The task calls for each line of the records below in which the word "JSON" appears.

> _Collected data entries_
Start of Block
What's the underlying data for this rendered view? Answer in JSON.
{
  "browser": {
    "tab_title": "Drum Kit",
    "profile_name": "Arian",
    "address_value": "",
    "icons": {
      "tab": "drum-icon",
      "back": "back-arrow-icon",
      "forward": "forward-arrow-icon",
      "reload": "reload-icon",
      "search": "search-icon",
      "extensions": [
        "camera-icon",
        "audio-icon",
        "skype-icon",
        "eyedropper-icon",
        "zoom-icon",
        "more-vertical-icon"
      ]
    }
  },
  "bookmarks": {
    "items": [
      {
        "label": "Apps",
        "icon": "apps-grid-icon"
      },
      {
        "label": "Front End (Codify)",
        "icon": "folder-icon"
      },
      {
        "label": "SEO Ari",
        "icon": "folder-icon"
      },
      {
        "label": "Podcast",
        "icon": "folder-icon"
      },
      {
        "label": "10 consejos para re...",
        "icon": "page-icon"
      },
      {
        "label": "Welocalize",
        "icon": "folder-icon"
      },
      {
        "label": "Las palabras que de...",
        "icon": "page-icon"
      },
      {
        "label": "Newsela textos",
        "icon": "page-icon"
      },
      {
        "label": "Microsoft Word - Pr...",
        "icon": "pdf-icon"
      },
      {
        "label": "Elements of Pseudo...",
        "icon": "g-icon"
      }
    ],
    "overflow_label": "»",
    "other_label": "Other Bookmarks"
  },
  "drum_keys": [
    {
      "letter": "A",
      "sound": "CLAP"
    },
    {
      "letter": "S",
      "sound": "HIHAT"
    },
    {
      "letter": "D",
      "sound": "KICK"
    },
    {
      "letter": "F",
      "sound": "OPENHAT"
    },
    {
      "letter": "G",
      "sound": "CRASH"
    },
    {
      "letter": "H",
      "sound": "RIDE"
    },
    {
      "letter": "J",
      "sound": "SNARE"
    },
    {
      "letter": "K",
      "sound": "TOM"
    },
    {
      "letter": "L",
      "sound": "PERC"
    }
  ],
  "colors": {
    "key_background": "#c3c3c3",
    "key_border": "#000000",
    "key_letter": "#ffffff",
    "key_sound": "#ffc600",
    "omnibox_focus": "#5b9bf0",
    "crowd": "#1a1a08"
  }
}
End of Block
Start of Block
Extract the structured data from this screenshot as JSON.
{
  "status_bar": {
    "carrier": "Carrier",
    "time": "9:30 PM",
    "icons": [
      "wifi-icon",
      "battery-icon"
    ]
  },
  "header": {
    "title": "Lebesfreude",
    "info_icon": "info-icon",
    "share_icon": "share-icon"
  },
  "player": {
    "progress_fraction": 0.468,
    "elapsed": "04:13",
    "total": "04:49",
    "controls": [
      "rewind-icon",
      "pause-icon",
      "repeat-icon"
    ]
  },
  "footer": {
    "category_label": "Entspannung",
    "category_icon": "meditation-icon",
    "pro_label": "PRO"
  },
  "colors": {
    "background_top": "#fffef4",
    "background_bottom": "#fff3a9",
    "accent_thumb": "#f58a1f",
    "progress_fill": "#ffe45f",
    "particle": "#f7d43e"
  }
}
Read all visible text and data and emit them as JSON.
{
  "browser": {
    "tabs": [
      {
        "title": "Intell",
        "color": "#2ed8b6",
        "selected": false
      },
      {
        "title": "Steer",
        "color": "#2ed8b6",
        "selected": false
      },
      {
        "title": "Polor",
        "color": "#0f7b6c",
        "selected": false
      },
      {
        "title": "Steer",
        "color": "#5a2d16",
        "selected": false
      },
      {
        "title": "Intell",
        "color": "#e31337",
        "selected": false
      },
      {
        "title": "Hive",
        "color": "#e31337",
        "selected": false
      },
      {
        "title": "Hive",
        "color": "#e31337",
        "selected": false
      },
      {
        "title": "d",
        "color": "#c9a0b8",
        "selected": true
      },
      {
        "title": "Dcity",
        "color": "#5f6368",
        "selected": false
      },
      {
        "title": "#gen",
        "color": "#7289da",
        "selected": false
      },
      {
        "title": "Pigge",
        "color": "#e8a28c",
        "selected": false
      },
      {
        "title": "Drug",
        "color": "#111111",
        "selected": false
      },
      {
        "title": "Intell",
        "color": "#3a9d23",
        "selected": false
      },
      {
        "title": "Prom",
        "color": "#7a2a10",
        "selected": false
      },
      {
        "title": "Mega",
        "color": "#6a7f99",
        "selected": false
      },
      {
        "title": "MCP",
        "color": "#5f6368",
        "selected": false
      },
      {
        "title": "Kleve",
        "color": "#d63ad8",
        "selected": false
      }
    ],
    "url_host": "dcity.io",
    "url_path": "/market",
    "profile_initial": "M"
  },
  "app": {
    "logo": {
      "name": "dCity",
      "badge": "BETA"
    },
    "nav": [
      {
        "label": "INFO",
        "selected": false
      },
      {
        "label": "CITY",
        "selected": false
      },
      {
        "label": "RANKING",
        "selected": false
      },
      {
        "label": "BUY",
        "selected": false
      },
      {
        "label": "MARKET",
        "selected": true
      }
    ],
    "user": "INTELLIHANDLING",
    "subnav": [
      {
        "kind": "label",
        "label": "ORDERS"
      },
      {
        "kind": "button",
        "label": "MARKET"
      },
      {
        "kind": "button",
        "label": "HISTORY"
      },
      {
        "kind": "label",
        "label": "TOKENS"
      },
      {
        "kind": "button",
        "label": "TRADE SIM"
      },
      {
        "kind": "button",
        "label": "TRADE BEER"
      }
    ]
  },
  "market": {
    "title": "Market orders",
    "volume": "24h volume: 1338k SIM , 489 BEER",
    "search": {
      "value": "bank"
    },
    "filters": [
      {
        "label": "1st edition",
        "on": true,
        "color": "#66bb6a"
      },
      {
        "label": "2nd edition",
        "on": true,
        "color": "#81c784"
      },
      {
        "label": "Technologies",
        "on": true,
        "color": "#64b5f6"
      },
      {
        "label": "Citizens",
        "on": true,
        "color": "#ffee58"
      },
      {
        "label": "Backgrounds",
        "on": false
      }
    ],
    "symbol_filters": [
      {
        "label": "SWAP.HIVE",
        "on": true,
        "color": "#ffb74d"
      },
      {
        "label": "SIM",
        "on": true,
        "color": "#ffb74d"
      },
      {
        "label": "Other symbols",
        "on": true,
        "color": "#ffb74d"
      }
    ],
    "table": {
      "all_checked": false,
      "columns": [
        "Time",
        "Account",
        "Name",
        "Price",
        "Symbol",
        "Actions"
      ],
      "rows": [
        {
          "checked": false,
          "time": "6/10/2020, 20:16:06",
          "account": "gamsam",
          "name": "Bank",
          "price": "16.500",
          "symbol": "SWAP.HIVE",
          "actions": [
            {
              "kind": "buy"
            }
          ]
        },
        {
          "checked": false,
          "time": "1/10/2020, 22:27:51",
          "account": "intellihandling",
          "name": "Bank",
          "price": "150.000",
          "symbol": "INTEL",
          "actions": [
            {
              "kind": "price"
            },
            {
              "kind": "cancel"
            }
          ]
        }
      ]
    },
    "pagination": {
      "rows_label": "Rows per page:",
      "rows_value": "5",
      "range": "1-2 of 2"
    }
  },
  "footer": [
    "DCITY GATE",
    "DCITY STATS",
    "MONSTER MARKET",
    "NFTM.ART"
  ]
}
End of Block
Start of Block
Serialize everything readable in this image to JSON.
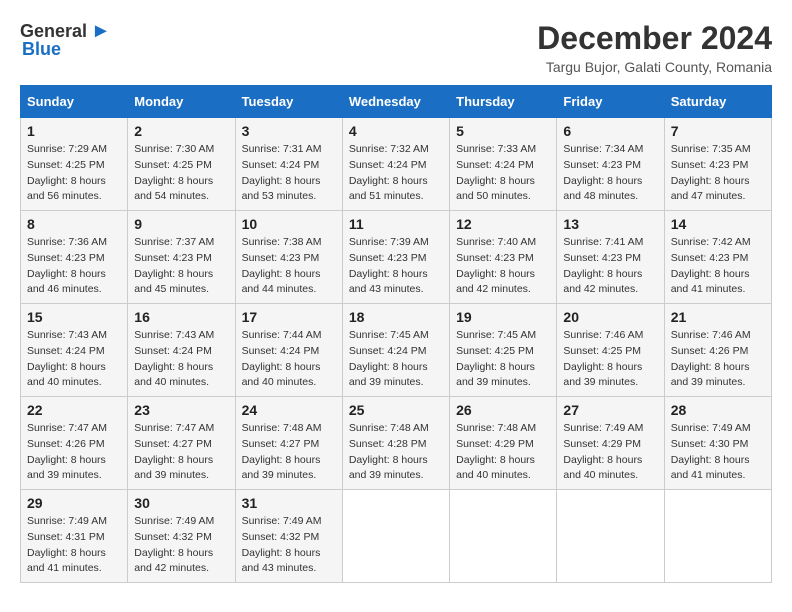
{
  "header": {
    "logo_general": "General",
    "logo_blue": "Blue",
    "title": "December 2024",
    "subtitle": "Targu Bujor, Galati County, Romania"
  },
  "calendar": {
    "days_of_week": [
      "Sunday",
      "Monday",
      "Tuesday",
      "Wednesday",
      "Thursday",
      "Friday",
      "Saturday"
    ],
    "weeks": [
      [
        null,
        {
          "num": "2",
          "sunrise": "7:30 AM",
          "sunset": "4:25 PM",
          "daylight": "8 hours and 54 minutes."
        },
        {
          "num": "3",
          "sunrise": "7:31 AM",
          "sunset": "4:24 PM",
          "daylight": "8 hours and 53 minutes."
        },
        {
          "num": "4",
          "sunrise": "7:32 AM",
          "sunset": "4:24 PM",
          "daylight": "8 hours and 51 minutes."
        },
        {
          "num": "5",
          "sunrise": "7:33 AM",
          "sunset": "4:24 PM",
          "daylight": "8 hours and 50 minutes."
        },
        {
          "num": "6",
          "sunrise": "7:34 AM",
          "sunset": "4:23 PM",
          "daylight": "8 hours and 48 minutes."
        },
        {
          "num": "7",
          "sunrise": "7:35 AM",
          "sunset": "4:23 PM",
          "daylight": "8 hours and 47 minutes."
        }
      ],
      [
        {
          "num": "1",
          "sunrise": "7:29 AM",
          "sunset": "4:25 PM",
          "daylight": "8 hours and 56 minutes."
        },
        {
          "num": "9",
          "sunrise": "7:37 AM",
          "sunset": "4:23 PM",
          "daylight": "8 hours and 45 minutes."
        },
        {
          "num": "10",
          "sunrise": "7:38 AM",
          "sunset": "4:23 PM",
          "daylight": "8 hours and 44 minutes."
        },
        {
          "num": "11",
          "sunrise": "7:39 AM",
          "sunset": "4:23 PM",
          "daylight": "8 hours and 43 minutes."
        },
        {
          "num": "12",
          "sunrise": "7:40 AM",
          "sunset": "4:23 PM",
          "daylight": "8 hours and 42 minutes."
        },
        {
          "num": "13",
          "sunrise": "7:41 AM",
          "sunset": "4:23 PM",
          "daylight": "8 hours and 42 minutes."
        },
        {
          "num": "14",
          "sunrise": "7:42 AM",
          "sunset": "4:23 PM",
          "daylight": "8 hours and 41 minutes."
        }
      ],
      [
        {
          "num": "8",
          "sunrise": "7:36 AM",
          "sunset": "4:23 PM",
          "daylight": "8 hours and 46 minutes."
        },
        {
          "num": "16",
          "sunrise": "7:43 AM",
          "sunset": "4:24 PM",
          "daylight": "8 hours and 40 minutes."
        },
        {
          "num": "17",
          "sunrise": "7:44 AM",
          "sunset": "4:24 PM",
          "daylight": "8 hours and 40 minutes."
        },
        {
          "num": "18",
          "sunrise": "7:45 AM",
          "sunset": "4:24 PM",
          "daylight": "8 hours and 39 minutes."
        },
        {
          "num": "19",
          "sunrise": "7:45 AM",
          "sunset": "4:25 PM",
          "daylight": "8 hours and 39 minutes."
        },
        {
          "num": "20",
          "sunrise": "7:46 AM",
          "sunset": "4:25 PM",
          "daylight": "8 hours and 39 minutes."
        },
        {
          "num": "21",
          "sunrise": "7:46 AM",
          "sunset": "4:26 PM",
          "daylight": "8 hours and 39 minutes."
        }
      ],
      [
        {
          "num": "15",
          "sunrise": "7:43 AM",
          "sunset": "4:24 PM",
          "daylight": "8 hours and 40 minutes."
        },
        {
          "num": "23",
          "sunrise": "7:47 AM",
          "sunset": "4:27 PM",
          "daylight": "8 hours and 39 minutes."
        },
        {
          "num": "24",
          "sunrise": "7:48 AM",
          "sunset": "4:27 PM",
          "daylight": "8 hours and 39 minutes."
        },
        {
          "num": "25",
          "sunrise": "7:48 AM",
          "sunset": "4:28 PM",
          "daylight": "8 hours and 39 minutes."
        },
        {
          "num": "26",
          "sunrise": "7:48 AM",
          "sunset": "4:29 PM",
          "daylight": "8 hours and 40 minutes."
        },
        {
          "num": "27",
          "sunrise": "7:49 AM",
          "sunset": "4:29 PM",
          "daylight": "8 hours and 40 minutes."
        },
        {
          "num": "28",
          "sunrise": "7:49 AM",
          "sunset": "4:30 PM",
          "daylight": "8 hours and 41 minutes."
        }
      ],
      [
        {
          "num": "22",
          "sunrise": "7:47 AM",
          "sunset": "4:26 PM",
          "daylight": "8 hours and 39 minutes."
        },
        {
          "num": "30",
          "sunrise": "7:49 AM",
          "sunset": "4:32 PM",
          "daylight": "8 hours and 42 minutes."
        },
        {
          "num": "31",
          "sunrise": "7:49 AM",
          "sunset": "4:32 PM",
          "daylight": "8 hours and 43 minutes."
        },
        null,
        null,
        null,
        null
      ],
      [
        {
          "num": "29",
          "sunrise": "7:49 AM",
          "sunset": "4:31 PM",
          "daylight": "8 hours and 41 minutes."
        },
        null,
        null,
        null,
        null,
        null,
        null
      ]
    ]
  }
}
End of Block
> _REPLY_
What's the underlying data for this rendered view? Answer in JSON.
Extract the structured data from this screenshot as JSON.
Read all visible text and data and emit them as JSON.
Serialize everything readable in this image to JSON.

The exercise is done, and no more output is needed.